When John Cheever died in 1982, he left behind a 4,300-page journal that was later (and fortunately for the reader) made available to the literary biographer Blake Bailey. His book John Cheever: A Life has just been published and Maud Newton reviews it for the Barnes and Noble Review.
Originally the author’s plans for this massive chronicle of his own evolution were unclear, but as the years passed and bisexuality entered his fiction more freely, Cheever took to showing explicit passages from his journals to visitors (although he never received the excoriation or absolution — whichever it was — that he craved). He also, notes Bailey, “became increasingly convinced that the journal was not only a crucial part of his own oeuvre, but an essential contribution to the genre,” despite or perhaps because of its focus on sex. “I read last year’s journal with the idea of giving it to a library,” he wrote. “I am shocked at the frequency with which I refer to my member.” It is a testament both to Bailey’s gift for storytelling and to the multitudinous variations of Cheever’s capacity for self-deception and self-loathing that this massive biography engages throughout its 700-plus pages.

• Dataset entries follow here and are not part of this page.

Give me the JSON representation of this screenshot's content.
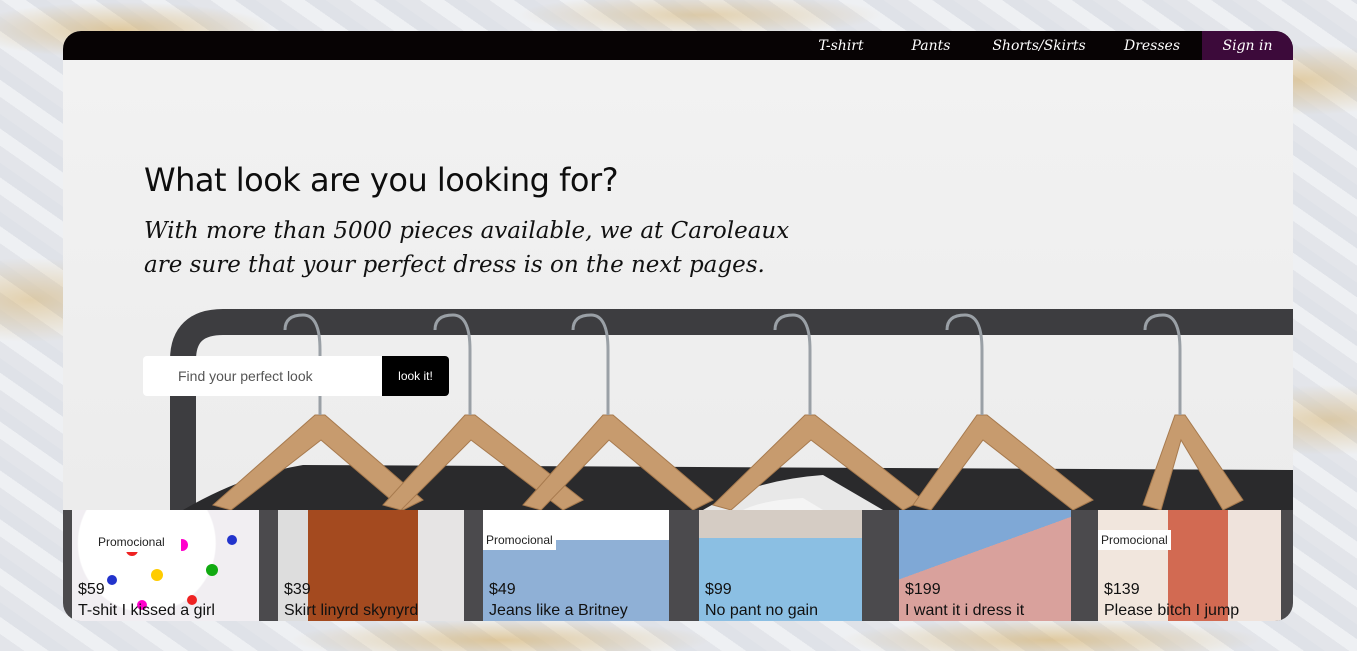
{
  "nav": {
    "items": [
      "T-shirt",
      "Pants",
      "Shorts/Skirts",
      "Dresses"
    ],
    "signin": "Sign in"
  },
  "hero": {
    "headline": "What look are you looking for?",
    "tagline": "With more than 5000 pieces available, we at Caroleaux are sure that your perfect dress is on the next pages."
  },
  "search": {
    "placeholder": "Find your perfect look",
    "button": "look it!"
  },
  "products": [
    {
      "price": "$59",
      "name": "T-shit I kissed a girl",
      "badge": "Promocional"
    },
    {
      "price": "$39",
      "name": "Skirt linyrd skynyrd",
      "badge": ""
    },
    {
      "price": "$49",
      "name": "Jeans like a Britney",
      "badge": "Promocional"
    },
    {
      "price": "$99",
      "name": "No pant no gain",
      "badge": ""
    },
    {
      "price": "$199",
      "name": "I want it i dress it",
      "badge": ""
    },
    {
      "price": "$139",
      "name": "Please bitch I jump",
      "badge": "Promocional"
    }
  ],
  "colors": {
    "nav_bg": "#070304",
    "signin_bg": "#3c0a3a",
    "products_bg": "#4b4a4d"
  }
}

The piece gives a clear sense of how troubled and isolated Cheever’s life was. I’m going to put this book on my to-read list.